DATA SECTION START
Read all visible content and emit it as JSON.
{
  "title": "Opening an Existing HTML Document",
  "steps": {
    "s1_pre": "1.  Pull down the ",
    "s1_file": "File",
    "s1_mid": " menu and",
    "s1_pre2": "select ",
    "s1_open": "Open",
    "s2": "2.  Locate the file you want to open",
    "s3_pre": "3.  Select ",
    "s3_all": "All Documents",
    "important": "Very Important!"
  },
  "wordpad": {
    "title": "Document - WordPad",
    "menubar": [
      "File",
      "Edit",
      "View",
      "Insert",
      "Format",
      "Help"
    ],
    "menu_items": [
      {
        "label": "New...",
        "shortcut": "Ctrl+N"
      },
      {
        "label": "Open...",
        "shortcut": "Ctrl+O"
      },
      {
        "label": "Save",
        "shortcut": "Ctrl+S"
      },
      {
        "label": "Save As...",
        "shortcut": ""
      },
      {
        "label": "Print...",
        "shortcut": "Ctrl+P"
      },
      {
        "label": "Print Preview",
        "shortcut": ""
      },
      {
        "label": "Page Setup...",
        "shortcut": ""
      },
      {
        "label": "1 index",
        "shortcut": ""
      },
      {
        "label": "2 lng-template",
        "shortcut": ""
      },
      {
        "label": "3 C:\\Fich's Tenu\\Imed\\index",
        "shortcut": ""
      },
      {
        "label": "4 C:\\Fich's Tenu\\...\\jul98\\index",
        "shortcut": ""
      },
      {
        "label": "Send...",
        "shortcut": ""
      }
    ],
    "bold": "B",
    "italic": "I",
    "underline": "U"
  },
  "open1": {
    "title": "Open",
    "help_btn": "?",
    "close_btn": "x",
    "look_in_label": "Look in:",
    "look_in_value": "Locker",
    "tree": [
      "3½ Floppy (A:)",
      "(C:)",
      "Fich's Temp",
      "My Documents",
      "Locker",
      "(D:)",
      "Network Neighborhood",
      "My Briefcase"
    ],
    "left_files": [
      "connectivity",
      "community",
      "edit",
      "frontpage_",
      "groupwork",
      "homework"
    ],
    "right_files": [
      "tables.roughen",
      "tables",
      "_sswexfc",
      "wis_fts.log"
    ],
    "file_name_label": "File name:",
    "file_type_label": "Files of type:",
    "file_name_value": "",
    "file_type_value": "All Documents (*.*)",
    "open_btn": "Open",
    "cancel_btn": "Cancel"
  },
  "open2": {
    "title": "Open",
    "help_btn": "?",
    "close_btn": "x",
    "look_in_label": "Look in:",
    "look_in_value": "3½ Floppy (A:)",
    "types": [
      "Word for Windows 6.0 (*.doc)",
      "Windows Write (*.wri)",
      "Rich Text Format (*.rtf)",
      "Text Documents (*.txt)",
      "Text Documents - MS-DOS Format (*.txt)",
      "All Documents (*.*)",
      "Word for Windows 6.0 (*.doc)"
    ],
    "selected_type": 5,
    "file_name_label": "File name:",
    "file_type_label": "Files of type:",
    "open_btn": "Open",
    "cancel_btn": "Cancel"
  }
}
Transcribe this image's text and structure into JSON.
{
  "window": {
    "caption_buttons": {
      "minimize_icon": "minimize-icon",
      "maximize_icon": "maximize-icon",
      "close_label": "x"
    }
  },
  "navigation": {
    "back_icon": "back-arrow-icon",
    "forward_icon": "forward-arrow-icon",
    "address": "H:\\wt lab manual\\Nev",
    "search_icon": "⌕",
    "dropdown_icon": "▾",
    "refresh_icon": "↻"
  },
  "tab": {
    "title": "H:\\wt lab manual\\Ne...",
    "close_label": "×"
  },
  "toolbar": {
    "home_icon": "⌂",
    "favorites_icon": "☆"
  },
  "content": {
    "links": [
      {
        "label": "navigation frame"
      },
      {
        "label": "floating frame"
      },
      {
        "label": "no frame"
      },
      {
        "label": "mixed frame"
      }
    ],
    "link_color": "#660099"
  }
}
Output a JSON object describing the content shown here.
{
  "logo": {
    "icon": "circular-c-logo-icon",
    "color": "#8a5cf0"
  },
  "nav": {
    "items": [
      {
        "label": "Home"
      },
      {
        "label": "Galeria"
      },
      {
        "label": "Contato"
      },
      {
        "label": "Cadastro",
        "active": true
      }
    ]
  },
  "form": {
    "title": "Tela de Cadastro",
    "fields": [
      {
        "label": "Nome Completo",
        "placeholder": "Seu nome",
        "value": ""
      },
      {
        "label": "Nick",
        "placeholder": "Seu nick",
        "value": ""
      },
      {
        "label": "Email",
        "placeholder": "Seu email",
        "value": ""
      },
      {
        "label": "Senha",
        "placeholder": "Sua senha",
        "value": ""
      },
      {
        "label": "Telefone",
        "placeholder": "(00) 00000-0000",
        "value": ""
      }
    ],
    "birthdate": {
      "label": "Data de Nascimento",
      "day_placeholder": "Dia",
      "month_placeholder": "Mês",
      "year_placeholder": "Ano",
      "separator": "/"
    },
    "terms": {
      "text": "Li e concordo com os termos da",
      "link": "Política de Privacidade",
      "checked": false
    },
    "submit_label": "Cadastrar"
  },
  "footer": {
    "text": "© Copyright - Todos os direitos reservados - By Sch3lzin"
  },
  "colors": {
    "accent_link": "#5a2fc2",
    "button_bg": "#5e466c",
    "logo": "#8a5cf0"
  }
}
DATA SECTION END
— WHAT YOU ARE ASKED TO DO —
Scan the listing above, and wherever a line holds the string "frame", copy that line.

— WRITTEN SOLUTION —
        "label": "navigation frame"
        "label": "floating frame"
        "label": "no frame"
        "label": "mixed frame"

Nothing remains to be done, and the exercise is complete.